(gb) wrote: I actually found this film really moving and very good. Yes, there are a lot of American stereotypes featured in the film but there is a strong cast (particularly Benjamin Walker and Teresa Palmer) and lots of emotion. I enjoyed it very much
(es) wrote: Damn, this sounds good.

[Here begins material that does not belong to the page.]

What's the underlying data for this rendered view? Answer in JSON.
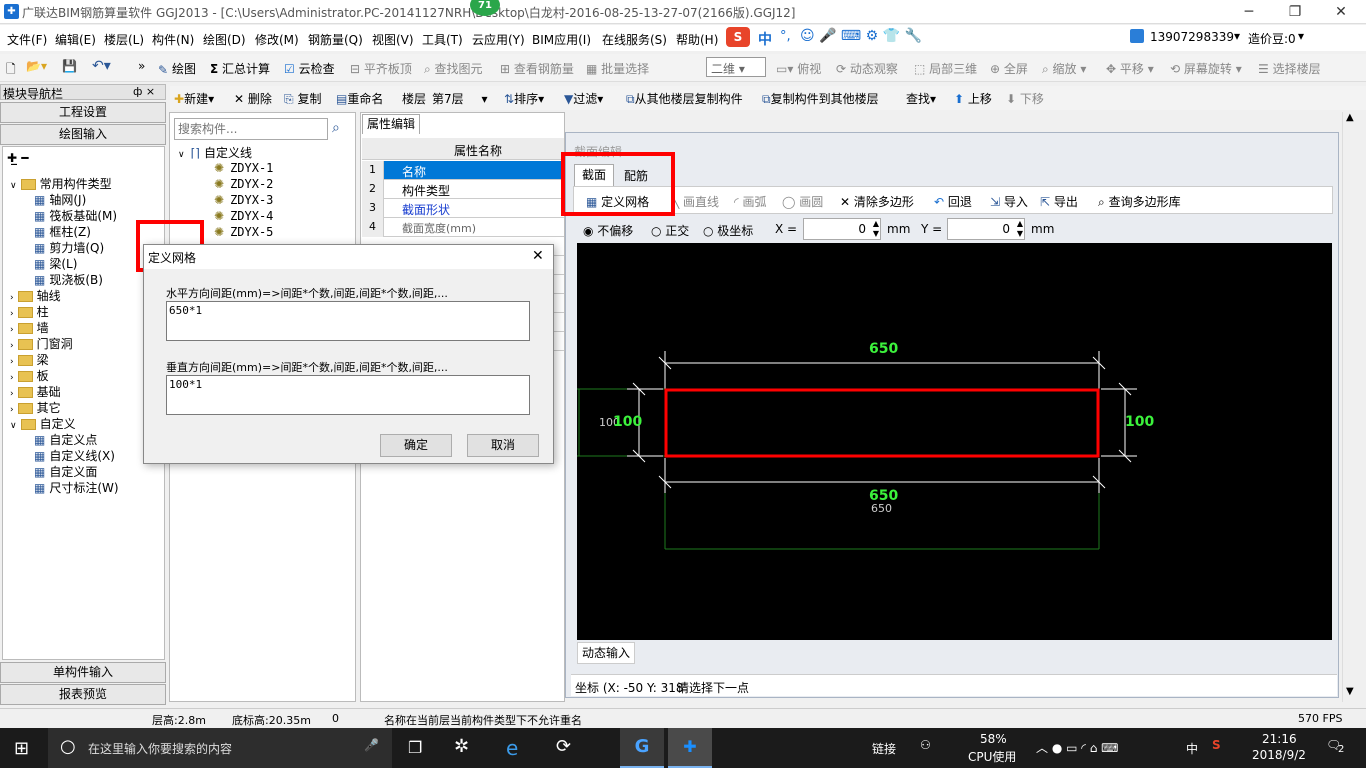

(es) wrote: Gus Van Sant's Elephant, though a rapturous and terrifying memorial to the Columbine massacre, brings nothing to the discussion on high-school violence. No causes, no solutions, no moral or intellectual perspective, none of the facile politicking that immediately followed in the incident's wake. Those looking for answers, or even insights, are certain to be disappointed by Van Sant's audacious experiment, which offers a delicate and uninflected meditation on high-school life during a not-so-ordinary day. A natural companion piece to Gerry, his minimalist landscape film about two men lost in the desert, Elephant creates gorgeous, wide-open spaces that allow viewers the freedom to reflect without having a point-of-view imposed on them. In that sense, the film does the important service of stealing Columbine back from pundits and politicians on both ends of the ideological spectrum, all of whom seized upon the event so opportunistically. With ace cinematographer Harris Savides' elegant Steadicam prowling the halls, Van Sant quietly restores some humanity to the victims and perpetrators alike, if only to account for their existence. Using a mostly non-professional cast, he tracks all the students involved in this fateful day, which begins with mundane routine and ends in bloody mayhem. Because there's no time to get past first impressions and truly understand these characters, many appear as Breakfast Club-like stereotypes (The Jock, The Nerd, The Bulimic Princesses), reduced to their place on the high-school caste system. Van Sant spends more time with John Robinson, a wispy blond boy who looks out for his alcoholic father (Timothy Bottoms), and Elias McConnell, a yearbook photographer with an unerring eye for beauty. In the film's most problematic sequence, he also follows the two killers (Alex Frost and Eric Deulen) in the moments leading up to the massacre, using the opportunity to check off all the usual "causes"-violent video games, gun proliferation, Nazism, repressed sexuality-that are commonly attached to such rampages. But collectively, all the players are brought together under the same umbrella, their lives intersecting in a way that none of them could have anticipated. While it seems that Van Sant is merely leading his lambs to the slaughter, Elephant has a gentle, hypnotic tone that's insistently sweet and elegiac, in spite of the horrors that overwhelm the frame. In its juxtaposition of the serene and the violent, the beautiful and the brutal, the film achieves a balance that's exquisitely judged, tiptoeing artfully through a cultural minefield.